Bernice is the presenter/co-producer of Tipping Points a 6 x 1 hour adventure science series about global tipping points in our climate system with scientists from all over the world. The series was produced in 2013 for The Weather Channel, VPRO, WDR, CANVAS, ARTE, Discovery and many other broadcasters and aired in 45 countries.

While on assignment for National Geographic Traveler in 2009, Bernice discovered the fragility of the Arctic sea ice caused by Global Warming.  For three years she worked on the Climate Alert project that set out to report about the changing climate of extreme environments around the world. Her film, Himalaya Alert won best environmental film at the Trento Film Festival in Italy. 

Notenboom was part of the official Dutch delegation to the climate conferences in Copenhagen and recently in Paris. She speaks at TED conferences and writes for National Geographic Traveler, National Geographic (Dutch), Volkskrant and the Financial Times among other publications. She was also a radio correspondent for NPR's Savvy Traveler. Her book Poles Apart was nominated for the Dutch literature award.


Sarah Robertson

Sarah Robertson is a Canadian independent documentary filmmaker specializing in wildlife, science and history production as a writer/director.  She has 25 years experience making films about the Arctic and has contributed to several high profile and award winning films including Planet Earth, To the Arctic Imax movie, National Geographic’s Great Migrations series, BBC’s Frozen Planet, and a Summer Odyssey 3D for The Nature of Things. Her company, Arctic Bear Productions has garnered several Emmy and Canadian Screen recognitions for its films.

In the dozens of filming expeditions into the North, Sarah has seen evidence of global climate change. Her recent focus is finding ways to communicate these changes and shifts in what not long ago was considered an untouchable frontier.  Sarah’s feature film debut, Arctic Tale made with National Geographic Films and Paramount Vantage was a first step in experimenting with the complexities of communicating effectually about how humans impact the environment, how societies respond, and how civilization searches to find solutions. In 2007, Sarah was awarded the Lowell Thomas Award in recognition of excellence in exploring climate change.

Sea Blind, is the beginning of an exploration of the Arctic’s’ future as it transforms from frozen wasteland to center of Geo Politics.  




Jennifer Abbott 

Jennifer Abbott is a Canadian multi-award-winning filmmaker and media activist who specializes in social justice and environmental documentaries as a director, writer and editor. She is best known as one of the directors and editor of The Corporation, often referred to as Canada’s most successful documentary and an international hit in festivals, TV and theatres. It garnered 26 international awards including a Genie and the Sundance Audience Award and has a 90% rating on Rotten Tomatoes. It is also credited as one of the top ten films to inspire the Occupy Movement. Most recently, Jennifer co-directed, co-wrote and edited Us and Them (2016) a portrait of 4 homeless and addicted street people shot over the course of 10 years;executive produced and edited I Am; and was commissioned to create the short film Brave New Minds for the interactive website Unspeak by Amsterdam’s Submarine Channel. She has also been experimenting with writing and narrative film. 
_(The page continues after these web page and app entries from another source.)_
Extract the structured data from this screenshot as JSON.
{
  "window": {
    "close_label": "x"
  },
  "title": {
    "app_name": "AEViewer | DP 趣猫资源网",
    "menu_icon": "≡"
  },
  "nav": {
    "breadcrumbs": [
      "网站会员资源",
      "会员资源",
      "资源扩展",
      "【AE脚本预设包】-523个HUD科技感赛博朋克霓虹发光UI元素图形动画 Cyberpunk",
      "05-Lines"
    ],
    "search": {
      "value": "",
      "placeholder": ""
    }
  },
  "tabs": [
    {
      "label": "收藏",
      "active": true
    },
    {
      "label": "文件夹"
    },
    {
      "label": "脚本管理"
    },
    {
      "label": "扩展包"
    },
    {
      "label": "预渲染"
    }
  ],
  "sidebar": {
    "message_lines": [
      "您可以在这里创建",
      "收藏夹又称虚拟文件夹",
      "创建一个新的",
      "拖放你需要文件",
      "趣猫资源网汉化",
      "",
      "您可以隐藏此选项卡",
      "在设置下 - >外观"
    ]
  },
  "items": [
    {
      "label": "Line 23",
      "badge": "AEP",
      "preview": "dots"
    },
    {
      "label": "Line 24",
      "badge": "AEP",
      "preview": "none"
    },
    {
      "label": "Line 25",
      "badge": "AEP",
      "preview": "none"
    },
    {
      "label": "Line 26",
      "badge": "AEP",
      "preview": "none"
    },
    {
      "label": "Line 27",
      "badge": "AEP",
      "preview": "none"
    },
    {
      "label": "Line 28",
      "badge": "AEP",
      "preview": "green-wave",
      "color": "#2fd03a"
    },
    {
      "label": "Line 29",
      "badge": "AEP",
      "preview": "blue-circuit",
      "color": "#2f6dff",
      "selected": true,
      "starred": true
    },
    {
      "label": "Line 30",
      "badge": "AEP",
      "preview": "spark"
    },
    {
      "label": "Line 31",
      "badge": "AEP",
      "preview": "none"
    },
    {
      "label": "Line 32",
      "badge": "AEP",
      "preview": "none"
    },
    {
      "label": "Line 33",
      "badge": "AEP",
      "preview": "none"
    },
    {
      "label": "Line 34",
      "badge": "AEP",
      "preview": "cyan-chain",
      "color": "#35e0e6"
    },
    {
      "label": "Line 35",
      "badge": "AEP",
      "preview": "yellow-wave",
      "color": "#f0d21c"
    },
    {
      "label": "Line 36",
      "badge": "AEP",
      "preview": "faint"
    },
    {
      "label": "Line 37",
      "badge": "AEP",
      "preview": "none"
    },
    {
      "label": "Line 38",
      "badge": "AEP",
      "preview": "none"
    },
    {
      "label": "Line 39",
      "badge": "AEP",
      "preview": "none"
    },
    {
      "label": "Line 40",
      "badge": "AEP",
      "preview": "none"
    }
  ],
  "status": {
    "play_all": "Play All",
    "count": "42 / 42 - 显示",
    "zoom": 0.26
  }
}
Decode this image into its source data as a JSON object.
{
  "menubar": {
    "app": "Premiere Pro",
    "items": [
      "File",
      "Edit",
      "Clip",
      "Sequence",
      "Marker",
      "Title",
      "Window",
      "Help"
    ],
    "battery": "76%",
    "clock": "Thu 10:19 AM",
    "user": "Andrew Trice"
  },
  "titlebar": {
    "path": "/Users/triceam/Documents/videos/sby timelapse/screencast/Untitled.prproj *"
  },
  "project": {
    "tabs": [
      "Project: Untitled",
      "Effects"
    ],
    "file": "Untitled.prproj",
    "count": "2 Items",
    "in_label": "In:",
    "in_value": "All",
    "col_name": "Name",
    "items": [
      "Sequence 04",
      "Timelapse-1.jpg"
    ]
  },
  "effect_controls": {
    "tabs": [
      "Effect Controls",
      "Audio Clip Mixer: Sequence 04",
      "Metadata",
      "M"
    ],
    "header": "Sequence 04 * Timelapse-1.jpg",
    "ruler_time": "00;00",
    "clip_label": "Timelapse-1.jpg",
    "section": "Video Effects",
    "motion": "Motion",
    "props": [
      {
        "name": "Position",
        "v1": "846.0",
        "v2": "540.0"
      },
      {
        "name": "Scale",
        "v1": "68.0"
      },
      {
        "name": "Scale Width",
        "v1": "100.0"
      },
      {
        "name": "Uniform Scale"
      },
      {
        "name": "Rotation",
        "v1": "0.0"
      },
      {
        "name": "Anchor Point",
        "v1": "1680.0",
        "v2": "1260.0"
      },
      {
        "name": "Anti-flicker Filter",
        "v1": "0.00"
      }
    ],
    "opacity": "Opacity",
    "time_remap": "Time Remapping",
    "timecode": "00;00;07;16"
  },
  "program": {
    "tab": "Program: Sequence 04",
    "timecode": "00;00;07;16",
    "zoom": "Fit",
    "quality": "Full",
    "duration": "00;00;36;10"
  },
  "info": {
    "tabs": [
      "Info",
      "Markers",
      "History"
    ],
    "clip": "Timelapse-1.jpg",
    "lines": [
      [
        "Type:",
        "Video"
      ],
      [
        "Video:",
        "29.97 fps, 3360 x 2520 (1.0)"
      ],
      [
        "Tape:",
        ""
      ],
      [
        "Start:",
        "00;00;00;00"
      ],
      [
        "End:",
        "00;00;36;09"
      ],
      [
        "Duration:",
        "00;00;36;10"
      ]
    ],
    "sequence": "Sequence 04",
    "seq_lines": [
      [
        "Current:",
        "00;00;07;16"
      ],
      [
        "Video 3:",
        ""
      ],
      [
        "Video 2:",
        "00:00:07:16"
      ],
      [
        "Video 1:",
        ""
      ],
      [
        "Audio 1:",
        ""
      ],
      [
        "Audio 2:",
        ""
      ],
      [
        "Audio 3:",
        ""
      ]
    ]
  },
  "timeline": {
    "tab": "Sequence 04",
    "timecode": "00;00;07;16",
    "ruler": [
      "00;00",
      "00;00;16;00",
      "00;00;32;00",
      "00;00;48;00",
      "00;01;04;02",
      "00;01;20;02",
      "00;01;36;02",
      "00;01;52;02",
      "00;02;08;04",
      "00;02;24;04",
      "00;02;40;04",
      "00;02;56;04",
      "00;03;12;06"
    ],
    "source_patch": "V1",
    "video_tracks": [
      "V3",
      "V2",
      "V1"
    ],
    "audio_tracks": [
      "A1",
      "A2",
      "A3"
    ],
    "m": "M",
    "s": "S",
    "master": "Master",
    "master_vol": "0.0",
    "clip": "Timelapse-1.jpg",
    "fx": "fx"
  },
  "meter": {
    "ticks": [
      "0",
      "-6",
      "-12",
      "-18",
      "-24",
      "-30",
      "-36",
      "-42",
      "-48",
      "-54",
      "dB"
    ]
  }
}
Jennifer is drawn to projects that address the most pressing social, political and environmental issues of the day. She’s especially interested in creating emotionally powerful works that make people think differently about the world. When Sarah and Bernice approached her to work with them on Sea Blind, she was immediately struck by the beauty of the images and critical importance of the subject matter. Currently, Jennifer continues to refine her feature screenplay, Money and Other Love Stories, and is in development with the National Film Board of Canada on a new feature documentary about the psychology of climate change. Jennifer lives on a permaculture farm with her large blended family on a small Pacific Island on Canada’s west coast.